Roberts deconstructs Krugman's recent effort to - I'm not making this up - defend his belief in Keynesian economics notwithstanding the lack of evidence that Keynesian economics works. (Apparently, some "correspondents" had written asking "Paul, why are you so sure of yourself when there is no evidence that your ideas have actually worked ?")
As Roberts points out, Krugman does this by noting that there is evidence for some of the assumptions underlying the Keynesian view and evidence that monetary policy will work which Krugman asserts must mean that fiscal policy will work - a proposition that is not self evident. Even I know that there are critiques of Keynesian fiscal stimulus that might not apply to monetary contractions and expansions, e.g., the idea that the public is aware that stimulus must ultimately be paid for. Roberts points out that Krugman cites studies that support his views and ignores those that don't (observing in a later response to Roberts that "everyone" agrees with his assessment of certain studies - a facially unlikely assertion.)
None of this is new. Krugman's writing in the Times is routinely savaged in the economic blogs - often by citing his own work against him. Roberts goes on, however, to make a second point. He says that, given that the evidence for Keynesian theory is mixed and inconclusive, most economists choose to support it or opposed based on pre-existing ideological views.
Krugman takes umbrage at this, saying "he's just trying to figure this out." He argues that, while conservatives believe in small government as an end in itself, liberals don't believe that big government is instrinsically good.
I think Krugman misses the point. Conservatives are generally motivated by epistemological modesty. We tend to distrust the ability of the government to solve problems from the top down. Liberals tend to want to make the world anew by applying the expertise of people like - well, like Paul Krugman; Ivy Leaguers with some kind of training in symbolic analysis. (Yeah, I know I fall into that category too which ought to give my liberal readers pause.)
Krugman, of course, is familiar with the history of the progressive movement and the Hayekian critique of it, but he can't let that get in the way of dismissing his opponents as misbegotten.

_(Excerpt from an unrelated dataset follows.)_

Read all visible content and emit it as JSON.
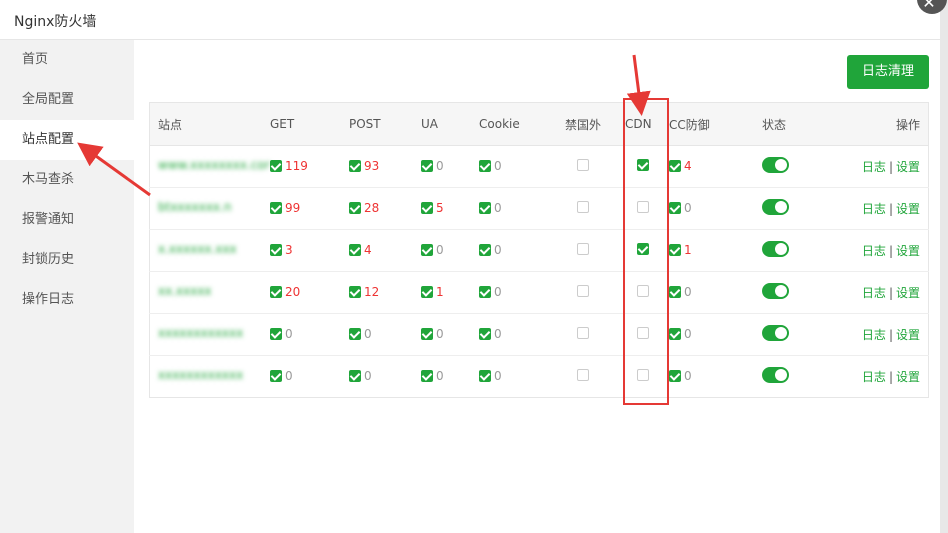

Roberts makes one more point. A priori ideological commitments are not simply biases. They are generally rooted in judgments about the way in which the world works. In the social sciences and law, there is really no such thing as a scholar who -as one of my Marquette colleagues once said - pronounces from the Olympian heights. It is inconceivable that anyone who spends any significant period of time thinking about what social scientists and lawyers think about will not form some judgments about the world.